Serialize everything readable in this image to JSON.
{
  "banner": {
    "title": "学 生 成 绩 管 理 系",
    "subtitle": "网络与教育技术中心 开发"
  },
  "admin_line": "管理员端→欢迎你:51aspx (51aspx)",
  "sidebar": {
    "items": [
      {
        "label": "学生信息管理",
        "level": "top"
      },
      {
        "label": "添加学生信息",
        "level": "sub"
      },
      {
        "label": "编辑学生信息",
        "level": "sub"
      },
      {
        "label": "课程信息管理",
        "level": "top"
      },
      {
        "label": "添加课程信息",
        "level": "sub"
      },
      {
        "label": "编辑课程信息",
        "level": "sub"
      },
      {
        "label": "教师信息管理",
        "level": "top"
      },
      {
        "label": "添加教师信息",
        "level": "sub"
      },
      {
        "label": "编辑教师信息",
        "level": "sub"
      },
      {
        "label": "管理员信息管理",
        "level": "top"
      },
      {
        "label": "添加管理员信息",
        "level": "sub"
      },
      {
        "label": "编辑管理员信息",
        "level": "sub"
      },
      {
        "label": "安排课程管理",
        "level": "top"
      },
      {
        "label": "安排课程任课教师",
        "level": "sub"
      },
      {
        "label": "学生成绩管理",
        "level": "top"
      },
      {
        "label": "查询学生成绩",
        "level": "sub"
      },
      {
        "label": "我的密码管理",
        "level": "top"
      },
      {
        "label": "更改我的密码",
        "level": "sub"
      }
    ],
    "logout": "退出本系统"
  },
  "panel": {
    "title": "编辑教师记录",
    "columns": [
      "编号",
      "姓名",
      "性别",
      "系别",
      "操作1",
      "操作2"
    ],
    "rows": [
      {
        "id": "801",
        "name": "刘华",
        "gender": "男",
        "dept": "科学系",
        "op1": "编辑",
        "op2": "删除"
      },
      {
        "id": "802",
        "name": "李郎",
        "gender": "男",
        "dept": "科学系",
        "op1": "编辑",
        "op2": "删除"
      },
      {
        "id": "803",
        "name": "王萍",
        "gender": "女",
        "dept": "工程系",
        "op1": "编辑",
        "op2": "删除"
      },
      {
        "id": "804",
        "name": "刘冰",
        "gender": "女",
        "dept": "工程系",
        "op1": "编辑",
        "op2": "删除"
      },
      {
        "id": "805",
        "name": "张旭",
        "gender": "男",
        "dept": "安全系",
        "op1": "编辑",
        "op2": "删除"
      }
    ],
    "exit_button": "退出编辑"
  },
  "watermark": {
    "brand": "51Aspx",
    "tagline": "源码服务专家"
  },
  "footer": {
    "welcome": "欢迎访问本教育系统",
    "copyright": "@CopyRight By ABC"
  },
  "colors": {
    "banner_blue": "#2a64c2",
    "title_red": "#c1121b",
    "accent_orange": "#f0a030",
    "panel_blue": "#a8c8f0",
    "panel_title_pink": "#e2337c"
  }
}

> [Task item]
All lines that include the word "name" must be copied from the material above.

> [Written solution]
        "name": "刘华",
        "name": "李郎",
        "name": "王萍",
        "name": "刘冰",
        "name": "张旭",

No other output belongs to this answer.